Discovery undocked from the ISS at 16:08 GMT on 20 October. The final separation burn was executed about 45 minutes after undocking. The crew had added 9 tonnes to the station's mass, bringing it to about 72 tonnes. The return to earth, planned for 22 October, was delayed repeatedly due to high winds at the Kennedy landing site. The landing was finally made at Edwards Air Force Base, California, on October 24, at 22:00 GMT.
The astronauts connected cables between Z1 and Unity, relocated the SASA S-band antenna on Z1, and deployed Z1's SGANT Ku-band antenna. They then took the port ETSD (EVA stowage) box from the Spacelab pallet and installed it on Z1.

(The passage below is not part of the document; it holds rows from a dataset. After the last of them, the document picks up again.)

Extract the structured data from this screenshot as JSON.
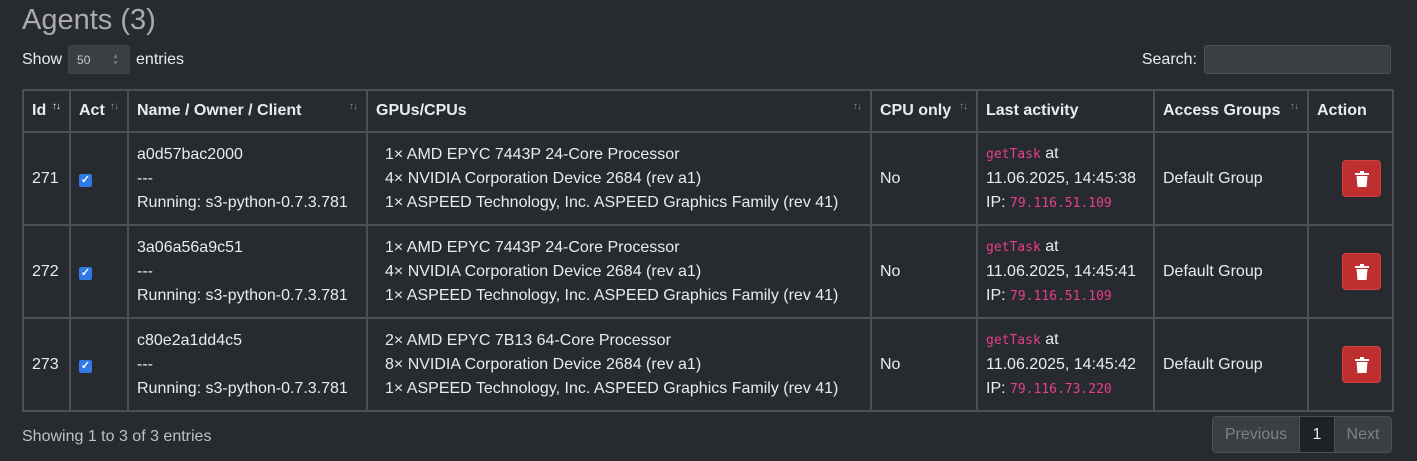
{
  "title": "Agents (3)",
  "length": {
    "show_label": "Show",
    "value": "50",
    "entries_label": "entries"
  },
  "search": {
    "label": "Search:",
    "value": ""
  },
  "columns": [
    "Id",
    "Act",
    "Name / Owner / Client",
    "GPUs/CPUs",
    "CPU only",
    "Last activity",
    "Access Groups",
    "Action"
  ],
  "rows": [
    {
      "id": "271",
      "active": true,
      "name": "a0d57bac2000",
      "owner": "---",
      "client": "Running: s3-python-0.7.3.781",
      "hw": [
        "1× AMD EPYC 7443P 24-Core Processor",
        "4× NVIDIA Corporation Device 2684 (rev a1)",
        "1× ASPEED Technology, Inc. ASPEED Graphics Family (rev 41)"
      ],
      "cpu_only": "No",
      "activity_action": "getTask",
      "activity_at": "at",
      "activity_time": "11.06.2025, 14:45:38",
      "ip_label": "IP:",
      "ip": "79.116.51.109",
      "group": "Default Group"
    },
    {
      "id": "272",
      "active": true,
      "name": "3a06a56a9c51",
      "owner": "---",
      "client": "Running: s3-python-0.7.3.781",
      "hw": [
        "1× AMD EPYC 7443P 24-Core Processor",
        "4× NVIDIA Corporation Device 2684 (rev a1)",
        "1× ASPEED Technology, Inc. ASPEED Graphics Family (rev 41)"
      ],
      "cpu_only": "No",
      "activity_action": "getTask",
      "activity_at": "at",
      "activity_time": "11.06.2025, 14:45:41",
      "ip_label": "IP:",
      "ip": "79.116.51.109",
      "group": "Default Group"
    },
    {
      "id": "273",
      "active": true,
      "name": "c80e2a1dd4c5",
      "owner": "---",
      "client": "Running: s3-python-0.7.3.781",
      "hw": [
        "2× AMD EPYC 7B13 64-Core Processor",
        "8× NVIDIA Corporation Device 2684 (rev a1)",
        "1× ASPEED Technology, Inc. ASPEED Graphics Family (rev 41)"
      ],
      "cpu_only": "No",
      "activity_action": "getTask",
      "activity_at": "at",
      "activity_time": "11.06.2025, 14:45:42",
      "ip_label": "IP:",
      "ip": "79.116.73.220",
      "group": "Default Group"
    }
  ],
  "info": "Showing 1 to 3 of 3 entries",
  "pagination": {
    "previous": "Previous",
    "current": "1",
    "next": "Next"
  },
  "colors": {
    "background": "#272b30",
    "accent_code": "#e83e8c",
    "delete_button": "#bf2f2f",
    "checkbox": "#2f7ae5"
  },
  "icons": {
    "delete": "trash-icon",
    "active": "checkbox-checked-icon"
  }
}
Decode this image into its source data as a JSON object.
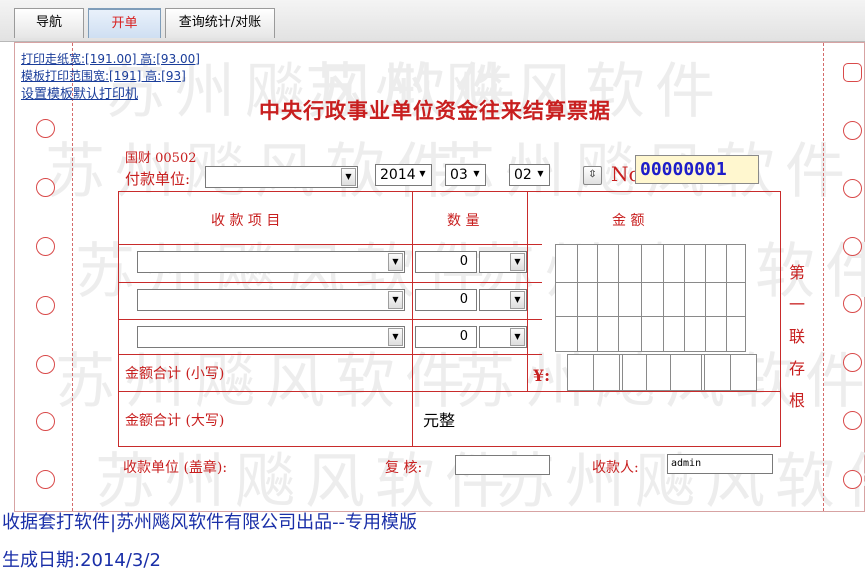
{
  "tabs": [
    {
      "label": "导航"
    },
    {
      "label": "开单"
    },
    {
      "label": "查询统计/对账"
    }
  ],
  "links": {
    "print_paper_size": "打印走纸宽:[191.00] 高:[93.00]",
    "template_print_range": "模板打印范围宽:[191] 高:[93]",
    "set_default_printer": "设置模板默认打印机"
  },
  "watermark": "苏州飚风软件",
  "receipt": {
    "title": "中央行政事业单位资金往来结算票据",
    "caiwu_code": "国财 00502",
    "payer_label": "付款单位:",
    "payer_value": "",
    "date": {
      "year": "2014",
      "month": "03",
      "day": "02"
    },
    "no_label": "No",
    "no_value": "00000001",
    "headers": {
      "item": "收 款 项 目",
      "qty": "数  量",
      "amount": "金     额"
    },
    "rows": [
      {
        "item": "",
        "qty": "0",
        "unit": ""
      },
      {
        "item": "",
        "qty": "0",
        "unit": ""
      },
      {
        "item": "",
        "qty": "0",
        "unit": ""
      }
    ],
    "total_lower_label": "金额合计 (小写)",
    "currency_symbol": "¥:",
    "total_upper_label": "金额合计 (大写)",
    "total_upper_value": "元整",
    "side_label": "第一联存根",
    "receiver_unit_label": "收款单位 (盖章):",
    "review_label": "复  核:",
    "review_value": "",
    "receiver_label": "收款人:",
    "receiver_value": "admin"
  },
  "footer": {
    "line1": "收据套打软件|苏州飚风软件有限公司出品--专用模版",
    "line2": "生成日期:2014/3/2"
  },
  "colors": {
    "accent_red": "#c81f1f",
    "link_blue": "#1a3d9a",
    "footer_blue": "#1a2fa8",
    "number_blue": "#1d1dc9"
  }
}
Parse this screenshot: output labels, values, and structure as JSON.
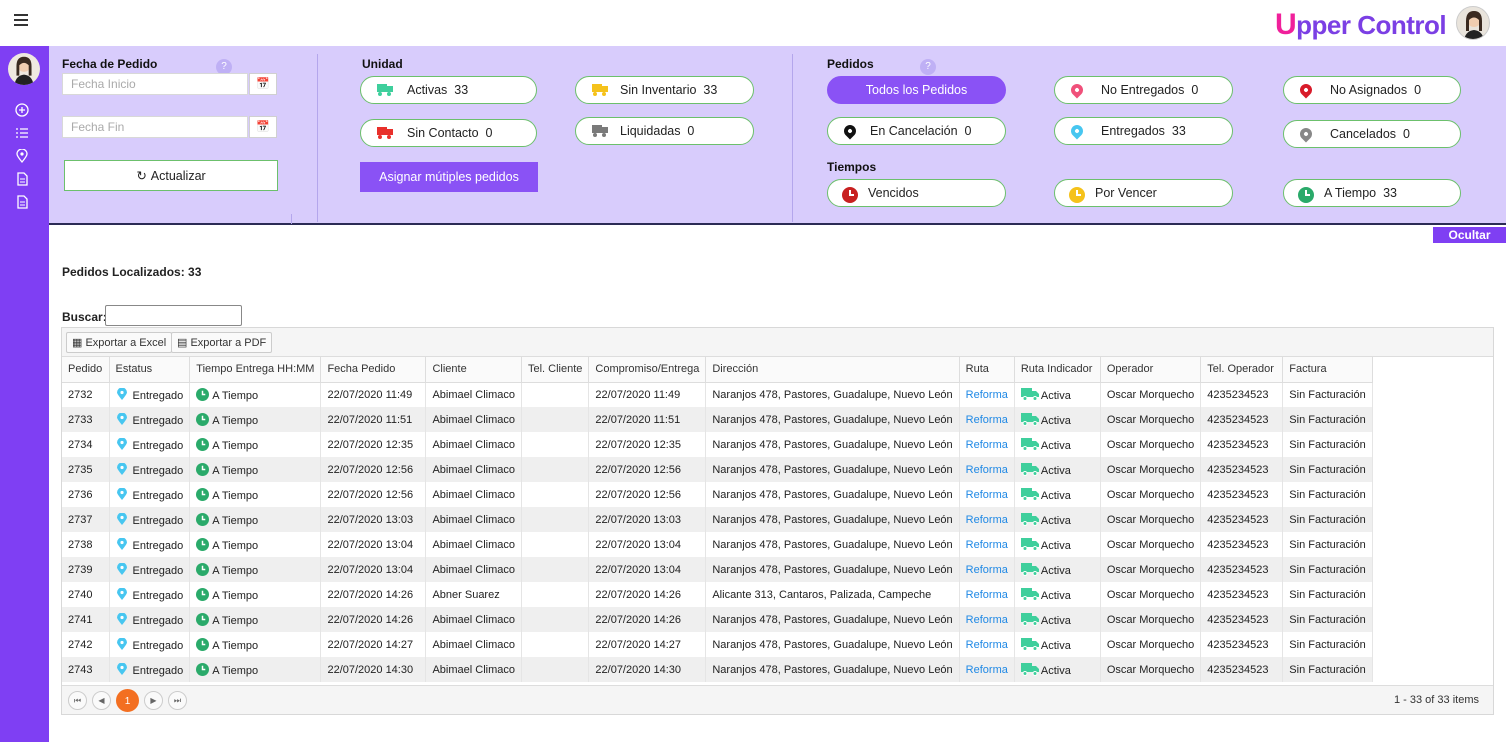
{
  "brand": {
    "first": "U",
    "rest": "pper Control"
  },
  "filters": {
    "fecha_label": "Fecha de Pedido",
    "help": "?",
    "fecha_inicio_placeholder": "Fecha Inicio",
    "fecha_fin_placeholder": "Fecha Fin",
    "actualizar": "Actualizar",
    "unidad_label": "Unidad",
    "asignar": "Asignar mútiples pedidos",
    "pedidos_label": "Pedidos",
    "tiempos_label": "Tiempos"
  },
  "unidad": [
    {
      "label": "Activas",
      "count": "33",
      "color": "#3ecf9c"
    },
    {
      "label": "Sin Inventario",
      "count": "33",
      "color": "#f5c21b"
    },
    {
      "label": "Sin Contacto",
      "count": "0",
      "color": "#e8302b"
    },
    {
      "label": "Liquidadas",
      "count": "0",
      "color": "#7a7a7a"
    }
  ],
  "pedidos": {
    "todos": "Todos los Pedidos",
    "items": [
      {
        "label": "No Entregados",
        "count": "0",
        "color": "#f0507a"
      },
      {
        "label": "No Asignados",
        "count": "0",
        "color": "#d81b2a"
      },
      {
        "label": "En Cancelación",
        "count": "0",
        "color": "#111111"
      },
      {
        "label": "Entregados",
        "count": "33",
        "color": "#47c6f0"
      },
      {
        "label": "Cancelados",
        "count": "0",
        "color": "#888888"
      }
    ]
  },
  "tiempos": [
    {
      "label": "Vencidos",
      "count": "",
      "color": "#c82020"
    },
    {
      "label": "Por Vencer",
      "count": "",
      "color": "#f5c21b"
    },
    {
      "label": "A Tiempo",
      "count": "33",
      "color": "#2aaa6a"
    }
  ],
  "ocultar": "Ocultar",
  "found": "Pedidos Localizados: 33",
  "buscar": "Buscar:",
  "export_excel": "Exportar a Excel",
  "export_pdf": "Exportar a PDF",
  "columns": [
    "Pedido",
    "Estatus",
    "Tiempo Entrega HH:MM",
    "Fecha Pedido",
    "Cliente",
    "Tel. Cliente",
    "Compromiso/Entrega",
    "Dirección",
    "Ruta",
    "Ruta Indicador",
    "Operador",
    "Tel. Operador",
    "Factura"
  ],
  "rows": [
    [
      "2732",
      "Entregado",
      "A Tiempo",
      "22/07/2020 11:49",
      "Abimael Climaco",
      "",
      "22/07/2020 11:49",
      "Naranjos 478, Pastores, Guadalupe, Nuevo León",
      "Reforma",
      "Activa",
      "Oscar Morquecho",
      "4235234523",
      "Sin Facturación"
    ],
    [
      "2733",
      "Entregado",
      "A Tiempo",
      "22/07/2020 11:51",
      "Abimael Climaco",
      "",
      "22/07/2020 11:51",
      "Naranjos 478, Pastores, Guadalupe, Nuevo León",
      "Reforma",
      "Activa",
      "Oscar Morquecho",
      "4235234523",
      "Sin Facturación"
    ],
    [
      "2734",
      "Entregado",
      "A Tiempo",
      "22/07/2020 12:35",
      "Abimael Climaco",
      "",
      "22/07/2020 12:35",
      "Naranjos 478, Pastores, Guadalupe, Nuevo León",
      "Reforma",
      "Activa",
      "Oscar Morquecho",
      "4235234523",
      "Sin Facturación"
    ],
    [
      "2735",
      "Entregado",
      "A Tiempo",
      "22/07/2020 12:56",
      "Abimael Climaco",
      "",
      "22/07/2020 12:56",
      "Naranjos 478, Pastores, Guadalupe, Nuevo León",
      "Reforma",
      "Activa",
      "Oscar Morquecho",
      "4235234523",
      "Sin Facturación"
    ],
    [
      "2736",
      "Entregado",
      "A Tiempo",
      "22/07/2020 12:56",
      "Abimael Climaco",
      "",
      "22/07/2020 12:56",
      "Naranjos 478, Pastores, Guadalupe, Nuevo León",
      "Reforma",
      "Activa",
      "Oscar Morquecho",
      "4235234523",
      "Sin Facturación"
    ],
    [
      "2737",
      "Entregado",
      "A Tiempo",
      "22/07/2020 13:03",
      "Abimael Climaco",
      "",
      "22/07/2020 13:03",
      "Naranjos 478, Pastores, Guadalupe, Nuevo León",
      "Reforma",
      "Activa",
      "Oscar Morquecho",
      "4235234523",
      "Sin Facturación"
    ],
    [
      "2738",
      "Entregado",
      "A Tiempo",
      "22/07/2020 13:04",
      "Abimael Climaco",
      "",
      "22/07/2020 13:04",
      "Naranjos 478, Pastores, Guadalupe, Nuevo León",
      "Reforma",
      "Activa",
      "Oscar Morquecho",
      "4235234523",
      "Sin Facturación"
    ],
    [
      "2739",
      "Entregado",
      "A Tiempo",
      "22/07/2020 13:04",
      "Abimael Climaco",
      "",
      "22/07/2020 13:04",
      "Naranjos 478, Pastores, Guadalupe, Nuevo León",
      "Reforma",
      "Activa",
      "Oscar Morquecho",
      "4235234523",
      "Sin Facturación"
    ],
    [
      "2740",
      "Entregado",
      "A Tiempo",
      "22/07/2020 14:26",
      "Abner Suarez",
      "",
      "22/07/2020 14:26",
      "Alicante 313, Cantaros, Palizada, Campeche",
      "Reforma",
      "Activa",
      "Oscar Morquecho",
      "4235234523",
      "Sin Facturación"
    ],
    [
      "2741",
      "Entregado",
      "A Tiempo",
      "22/07/2020 14:26",
      "Abimael Climaco",
      "",
      "22/07/2020 14:26",
      "Naranjos 478, Pastores, Guadalupe, Nuevo León",
      "Reforma",
      "Activa",
      "Oscar Morquecho",
      "4235234523",
      "Sin Facturación"
    ],
    [
      "2742",
      "Entregado",
      "A Tiempo",
      "22/07/2020 14:27",
      "Abimael Climaco",
      "",
      "22/07/2020 14:27",
      "Naranjos 478, Pastores, Guadalupe, Nuevo León",
      "Reforma",
      "Activa",
      "Oscar Morquecho",
      "4235234523",
      "Sin Facturación"
    ],
    [
      "2743",
      "Entregado",
      "A Tiempo",
      "22/07/2020 14:30",
      "Abimael Climaco",
      "",
      "22/07/2020 14:30",
      "Naranjos 478, Pastores, Guadalupe, Nuevo León",
      "Reforma",
      "Activa",
      "Oscar Morquecho",
      "4235234523",
      "Sin Facturación"
    ]
  ],
  "pager": {
    "current": "1",
    "summary": "1 - 33 of 33 items"
  },
  "icons": {
    "status": "map-pin-icon",
    "time": "clock-icon",
    "route": "truck-icon"
  }
}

The astronauts installed two 58 kg DDCU DC-to-DC converter units atop the International Space Station's Z1 Truss. The DDCUs, will convert electricity generated by the solar arrays to be attached during the next shuttle mission. The spacewalkers also completed power cable connections on both the Z1 truss and newly installed docking port, PMA-3. They connected and reconfigured cables to route power from Pressurised Mating Adapter-2 to PMA-3 for the arrival of Endeavour and the STS-97 crew next month. They also attached a second tool storage box on the Z1 truss, providing a place to hold the tools and spacewalking aids for future assembly flights. McArthur stocked the boxes with tools and hardware that had been attached to the Unity module. STS-96 Astronauts Tammy Jernigan and Dan Barry had left the tools on the outside of Unity during a May 1999 spacewalk.